Scan the data below and pick out the lines containing the word "true".
===== Source information =====
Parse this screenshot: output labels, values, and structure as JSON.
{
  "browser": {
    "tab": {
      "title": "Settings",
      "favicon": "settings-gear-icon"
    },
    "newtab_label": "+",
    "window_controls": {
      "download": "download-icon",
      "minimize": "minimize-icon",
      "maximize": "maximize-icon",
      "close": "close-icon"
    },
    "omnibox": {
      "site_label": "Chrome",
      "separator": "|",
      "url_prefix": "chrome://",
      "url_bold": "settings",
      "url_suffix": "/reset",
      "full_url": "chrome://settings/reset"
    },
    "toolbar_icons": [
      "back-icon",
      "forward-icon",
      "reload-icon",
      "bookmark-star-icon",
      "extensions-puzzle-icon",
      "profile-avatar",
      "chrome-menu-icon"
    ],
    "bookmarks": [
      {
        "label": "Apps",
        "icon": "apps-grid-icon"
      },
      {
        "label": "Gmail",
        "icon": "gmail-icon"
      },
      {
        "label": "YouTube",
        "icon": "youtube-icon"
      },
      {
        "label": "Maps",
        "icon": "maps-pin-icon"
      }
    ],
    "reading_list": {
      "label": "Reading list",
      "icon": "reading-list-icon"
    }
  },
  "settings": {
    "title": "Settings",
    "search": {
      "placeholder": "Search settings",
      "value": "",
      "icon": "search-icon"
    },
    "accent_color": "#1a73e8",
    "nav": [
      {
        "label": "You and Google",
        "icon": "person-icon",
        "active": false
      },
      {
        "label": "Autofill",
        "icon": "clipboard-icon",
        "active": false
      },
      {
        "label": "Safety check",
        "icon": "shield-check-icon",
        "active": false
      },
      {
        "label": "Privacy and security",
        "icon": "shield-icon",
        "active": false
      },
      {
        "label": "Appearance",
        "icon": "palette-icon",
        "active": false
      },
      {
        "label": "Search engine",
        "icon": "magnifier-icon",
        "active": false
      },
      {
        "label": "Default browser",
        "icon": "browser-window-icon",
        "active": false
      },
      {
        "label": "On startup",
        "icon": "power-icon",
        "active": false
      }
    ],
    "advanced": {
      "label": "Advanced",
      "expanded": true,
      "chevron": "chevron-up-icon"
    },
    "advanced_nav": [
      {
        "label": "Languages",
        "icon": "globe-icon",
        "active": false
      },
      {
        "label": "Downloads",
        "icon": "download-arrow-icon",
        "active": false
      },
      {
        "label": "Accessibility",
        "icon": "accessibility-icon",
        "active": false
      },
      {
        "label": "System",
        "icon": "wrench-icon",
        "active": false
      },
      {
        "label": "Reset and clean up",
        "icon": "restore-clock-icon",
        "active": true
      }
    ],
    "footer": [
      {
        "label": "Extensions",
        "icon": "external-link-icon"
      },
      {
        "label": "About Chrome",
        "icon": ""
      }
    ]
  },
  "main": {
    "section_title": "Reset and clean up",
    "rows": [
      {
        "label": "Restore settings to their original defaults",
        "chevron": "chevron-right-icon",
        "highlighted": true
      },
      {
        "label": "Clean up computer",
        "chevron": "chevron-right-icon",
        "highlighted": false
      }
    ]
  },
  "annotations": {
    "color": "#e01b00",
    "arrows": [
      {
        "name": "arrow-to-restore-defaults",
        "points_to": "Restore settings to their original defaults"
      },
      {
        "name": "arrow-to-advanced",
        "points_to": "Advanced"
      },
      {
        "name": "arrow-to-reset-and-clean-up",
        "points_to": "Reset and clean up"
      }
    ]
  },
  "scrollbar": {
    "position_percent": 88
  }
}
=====
* _Answer section_
      "expanded": true,
        "active": true
        "highlighted": true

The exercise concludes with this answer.